### WHAT IS EXPECTED
Copy out each line of the material exactly. Pictures do not belong in the copy.

### INPUT

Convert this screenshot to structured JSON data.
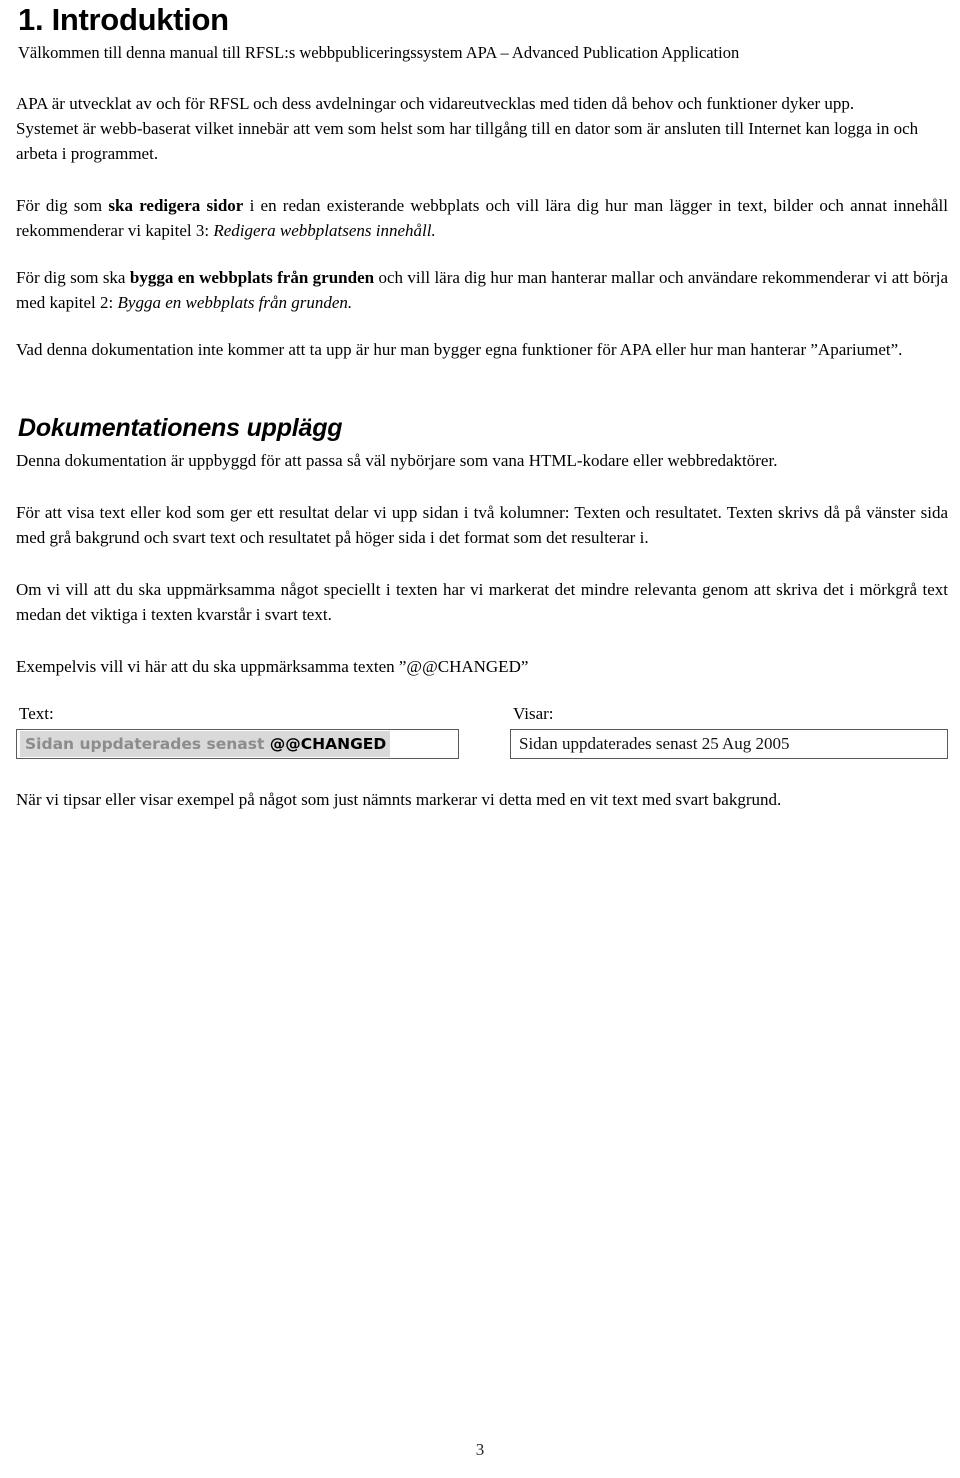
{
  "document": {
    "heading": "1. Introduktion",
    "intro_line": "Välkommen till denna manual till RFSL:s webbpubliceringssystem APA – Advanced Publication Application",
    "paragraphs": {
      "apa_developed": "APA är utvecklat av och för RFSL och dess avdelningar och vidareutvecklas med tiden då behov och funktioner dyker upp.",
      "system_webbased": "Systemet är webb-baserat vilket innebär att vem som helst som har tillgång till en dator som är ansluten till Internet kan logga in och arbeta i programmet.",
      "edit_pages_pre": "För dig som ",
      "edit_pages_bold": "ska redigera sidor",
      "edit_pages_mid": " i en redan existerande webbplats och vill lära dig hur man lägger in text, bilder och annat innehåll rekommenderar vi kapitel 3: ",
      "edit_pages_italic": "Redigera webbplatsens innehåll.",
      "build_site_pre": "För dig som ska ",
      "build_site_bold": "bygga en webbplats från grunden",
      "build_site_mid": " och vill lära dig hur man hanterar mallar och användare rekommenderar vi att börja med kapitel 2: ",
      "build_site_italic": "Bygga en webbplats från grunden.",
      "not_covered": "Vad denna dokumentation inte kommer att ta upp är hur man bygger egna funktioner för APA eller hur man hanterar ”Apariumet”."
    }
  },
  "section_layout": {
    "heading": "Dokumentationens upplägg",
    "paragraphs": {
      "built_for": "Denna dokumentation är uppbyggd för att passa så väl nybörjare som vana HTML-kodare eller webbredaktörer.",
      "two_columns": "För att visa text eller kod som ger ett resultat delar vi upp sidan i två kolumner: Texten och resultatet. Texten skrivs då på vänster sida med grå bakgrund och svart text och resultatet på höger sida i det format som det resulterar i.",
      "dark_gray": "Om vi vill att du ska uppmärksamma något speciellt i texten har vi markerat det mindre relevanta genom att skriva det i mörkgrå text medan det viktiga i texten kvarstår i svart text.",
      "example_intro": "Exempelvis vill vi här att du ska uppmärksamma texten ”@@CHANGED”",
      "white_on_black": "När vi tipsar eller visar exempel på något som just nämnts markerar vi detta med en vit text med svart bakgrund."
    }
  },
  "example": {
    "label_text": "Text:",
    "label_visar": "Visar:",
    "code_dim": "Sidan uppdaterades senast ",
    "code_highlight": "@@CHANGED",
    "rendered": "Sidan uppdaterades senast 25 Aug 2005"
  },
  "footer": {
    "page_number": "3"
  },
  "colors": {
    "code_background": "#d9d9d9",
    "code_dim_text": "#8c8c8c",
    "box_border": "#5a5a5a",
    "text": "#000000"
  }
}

### RESPONSE FOR THIS EXERCISE
Convert this screenshot to structured JSON data.
{
  "document": {
    "heading": "1. Introduktion",
    "intro_line": "Välkommen till denna manual till RFSL:s webbpubliceringssystem APA – Advanced Publication Application",
    "paragraphs": {
      "apa_developed": "APA är utvecklat av och för RFSL och dess avdelningar och vidareutvecklas med tiden då behov och funktioner dyker upp.",
      "system_webbased": "Systemet är webb-baserat vilket innebär att vem som helst som har tillgång till en dator som är ansluten till Internet kan logga in och arbeta i programmet.",
      "edit_pages_pre": "För dig som ",
      "edit_pages_bold": "ska redigera sidor",
      "edit_pages_mid": " i en redan existerande webbplats och vill lära dig hur man lägger in text, bilder och annat innehåll rekommenderar vi kapitel 3: ",
      "edit_pages_italic": "Redigera webbplatsens innehåll.",
      "build_site_pre": "För dig som ska ",
      "build_site_bold": "bygga en webbplats från grunden",
      "build_site_mid": " och vill lära dig hur man hanterar mallar och användare rekommenderar vi att börja med kapitel 2: ",
      "build_site_italic": "Bygga en webbplats från grunden.",
      "not_covered": "Vad denna dokumentation inte kommer att ta upp är hur man bygger egna funktioner för APA eller hur man hanterar ”Apariumet”."
    }
  },
  "section_layout": {
    "heading": "Dokumentationens upplägg",
    "paragraphs": {
      "built_for": "Denna dokumentation är uppbyggd för att passa så väl nybörjare som vana HTML-kodare eller webbredaktörer.",
      "two_columns": "För att visa text eller kod som ger ett resultat delar vi upp sidan i två kolumner: Texten och resultatet. Texten skrivs då på vänster sida med grå bakgrund och svart text och resultatet på höger sida i det format som det resulterar i.",
      "dark_gray": "Om vi vill att du ska uppmärksamma något speciellt i texten har vi markerat det mindre relevanta genom att skriva det i mörkgrå text medan det viktiga i texten kvarstår i svart text.",
      "example_intro": "Exempelvis vill vi här att du ska uppmärksamma texten ”@@CHANGED”",
      "white_on_black": "När vi tipsar eller visar exempel på något som just nämnts markerar vi detta med en vit text med svart bakgrund."
    }
  },
  "example": {
    "label_text": "Text:",
    "label_visar": "Visar:",
    "code_dim": "Sidan uppdaterades senast ",
    "code_highlight": "@@CHANGED",
    "rendered": "Sidan uppdaterades senast 25 Aug 2005"
  },
  "footer": {
    "page_number": "3"
  },
  "colors": {
    "code_background": "#d9d9d9",
    "code_dim_text": "#8c8c8c",
    "box_border": "#5a5a5a",
    "text": "#000000"
  }
}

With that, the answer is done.